A State Council executive meeting in June decided to further facilitate customs clearance and continue to optimize the business environment at ports.
China will streamline the integrated customs clearance process by implementing a two-step customs declaration mode: a simplified declaration before customs release, and then a complete declaration within a time frame.
The two-step customs declaration mode will be tested at Huangpu Customs in Shanghai, Shenzhen Customs in Guangdong, and Qingdao Customs in Shandong, starting on Aug 24.
The single window for international trade enables 25 ministries to share information, operates online cooperation projects among 68 departments, and provides 495 services for enterprises at all ports.
It will be applied to all major businesses by the end of the year.
Import and export supervision certificates will be simplified, and all certificates except for those involving security or confidentiality and other special circumstances should be submitted and processed online by the end of 2019, one year ahead of schedule.
Local governments are asked to announce time limit standards for enterprises providing port operation services in a timely manner, to improve port efficiency.
Management on the list of charges will be strengthened, fee reductions will be implemented, and monopoly charges will be investigated according to law.
By May, China had met its annual target of cutting overall imports and exports customs clearance time by half from 2017.
According to the business report released by the World Bank in 2018, China's ranking for trading across borders moved from 97 to 65, up 32 spots year-on-year.
Efforts to improve the business environment at ports have greatly bolstered foreign trade.
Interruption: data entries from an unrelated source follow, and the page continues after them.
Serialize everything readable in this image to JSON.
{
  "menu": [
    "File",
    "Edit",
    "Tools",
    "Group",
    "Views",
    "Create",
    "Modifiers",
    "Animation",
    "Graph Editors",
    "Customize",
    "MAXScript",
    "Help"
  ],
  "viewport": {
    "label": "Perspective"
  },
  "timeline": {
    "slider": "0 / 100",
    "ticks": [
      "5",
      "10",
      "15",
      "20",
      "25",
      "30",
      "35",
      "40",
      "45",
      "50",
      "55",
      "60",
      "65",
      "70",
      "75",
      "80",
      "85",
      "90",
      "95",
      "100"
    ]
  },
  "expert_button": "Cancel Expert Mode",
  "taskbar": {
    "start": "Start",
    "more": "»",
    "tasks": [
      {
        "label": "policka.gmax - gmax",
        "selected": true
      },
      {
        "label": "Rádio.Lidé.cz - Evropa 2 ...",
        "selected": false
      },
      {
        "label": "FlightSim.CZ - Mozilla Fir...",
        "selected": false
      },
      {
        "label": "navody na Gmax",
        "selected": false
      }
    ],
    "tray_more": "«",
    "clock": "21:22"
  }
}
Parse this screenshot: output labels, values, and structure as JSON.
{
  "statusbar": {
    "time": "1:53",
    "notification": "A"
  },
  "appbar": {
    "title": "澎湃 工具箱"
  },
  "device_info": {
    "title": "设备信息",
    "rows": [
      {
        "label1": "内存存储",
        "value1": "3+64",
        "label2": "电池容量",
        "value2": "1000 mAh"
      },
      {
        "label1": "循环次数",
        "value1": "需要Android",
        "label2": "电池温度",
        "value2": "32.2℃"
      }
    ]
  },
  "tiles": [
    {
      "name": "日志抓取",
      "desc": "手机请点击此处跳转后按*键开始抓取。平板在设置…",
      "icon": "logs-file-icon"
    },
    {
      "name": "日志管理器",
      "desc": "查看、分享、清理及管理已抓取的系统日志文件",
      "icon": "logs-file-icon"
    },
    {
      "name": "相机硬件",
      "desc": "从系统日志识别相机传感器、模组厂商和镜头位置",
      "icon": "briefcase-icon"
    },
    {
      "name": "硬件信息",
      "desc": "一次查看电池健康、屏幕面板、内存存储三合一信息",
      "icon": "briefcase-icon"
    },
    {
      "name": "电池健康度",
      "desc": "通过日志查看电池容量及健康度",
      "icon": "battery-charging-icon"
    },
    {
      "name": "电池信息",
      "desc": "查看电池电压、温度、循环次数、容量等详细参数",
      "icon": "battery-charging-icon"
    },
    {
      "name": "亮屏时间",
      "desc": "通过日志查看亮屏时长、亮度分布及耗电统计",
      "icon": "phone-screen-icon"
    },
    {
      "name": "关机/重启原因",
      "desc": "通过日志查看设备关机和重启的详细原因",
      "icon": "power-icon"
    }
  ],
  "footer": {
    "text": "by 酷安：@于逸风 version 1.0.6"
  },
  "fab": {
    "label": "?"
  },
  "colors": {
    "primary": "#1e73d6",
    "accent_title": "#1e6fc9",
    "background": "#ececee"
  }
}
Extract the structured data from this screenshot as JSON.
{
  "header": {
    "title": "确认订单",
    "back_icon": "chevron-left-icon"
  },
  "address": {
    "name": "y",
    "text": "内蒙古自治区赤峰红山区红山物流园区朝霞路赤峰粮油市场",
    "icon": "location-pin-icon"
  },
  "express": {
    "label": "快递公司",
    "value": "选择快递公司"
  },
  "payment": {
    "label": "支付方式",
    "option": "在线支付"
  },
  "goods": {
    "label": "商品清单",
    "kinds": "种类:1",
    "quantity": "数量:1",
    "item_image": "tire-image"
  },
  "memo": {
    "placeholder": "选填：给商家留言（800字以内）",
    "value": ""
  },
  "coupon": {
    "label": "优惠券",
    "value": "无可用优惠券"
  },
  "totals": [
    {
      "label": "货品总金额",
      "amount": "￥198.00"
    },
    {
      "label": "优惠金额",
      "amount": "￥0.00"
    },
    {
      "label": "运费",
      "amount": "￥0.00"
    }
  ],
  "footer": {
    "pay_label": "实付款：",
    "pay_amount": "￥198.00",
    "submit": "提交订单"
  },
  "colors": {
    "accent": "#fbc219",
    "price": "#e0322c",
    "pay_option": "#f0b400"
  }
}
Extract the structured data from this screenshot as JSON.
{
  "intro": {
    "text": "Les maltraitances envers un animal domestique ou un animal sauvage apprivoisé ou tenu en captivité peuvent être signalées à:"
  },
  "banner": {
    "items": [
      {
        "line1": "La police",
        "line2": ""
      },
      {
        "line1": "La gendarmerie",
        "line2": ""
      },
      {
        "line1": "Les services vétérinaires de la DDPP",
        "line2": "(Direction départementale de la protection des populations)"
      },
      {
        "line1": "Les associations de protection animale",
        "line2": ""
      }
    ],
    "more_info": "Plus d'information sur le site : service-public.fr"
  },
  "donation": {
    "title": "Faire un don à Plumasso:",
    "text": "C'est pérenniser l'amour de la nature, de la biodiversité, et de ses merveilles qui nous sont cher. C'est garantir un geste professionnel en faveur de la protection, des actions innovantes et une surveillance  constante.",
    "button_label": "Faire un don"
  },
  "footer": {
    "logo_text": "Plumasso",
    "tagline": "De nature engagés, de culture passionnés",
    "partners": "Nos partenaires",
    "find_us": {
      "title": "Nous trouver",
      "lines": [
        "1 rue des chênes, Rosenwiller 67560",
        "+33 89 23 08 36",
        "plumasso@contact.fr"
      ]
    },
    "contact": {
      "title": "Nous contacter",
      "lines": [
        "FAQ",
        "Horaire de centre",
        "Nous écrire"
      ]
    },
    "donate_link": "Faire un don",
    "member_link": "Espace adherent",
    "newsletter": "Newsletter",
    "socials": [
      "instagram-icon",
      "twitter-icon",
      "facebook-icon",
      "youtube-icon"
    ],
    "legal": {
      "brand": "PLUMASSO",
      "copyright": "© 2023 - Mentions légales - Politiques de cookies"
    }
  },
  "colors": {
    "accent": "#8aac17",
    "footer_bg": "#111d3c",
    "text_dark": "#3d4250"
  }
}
China’s foreign trade rose 3.9% percent year-on-year in the first half of 2019, to 14.67 trillion yuan.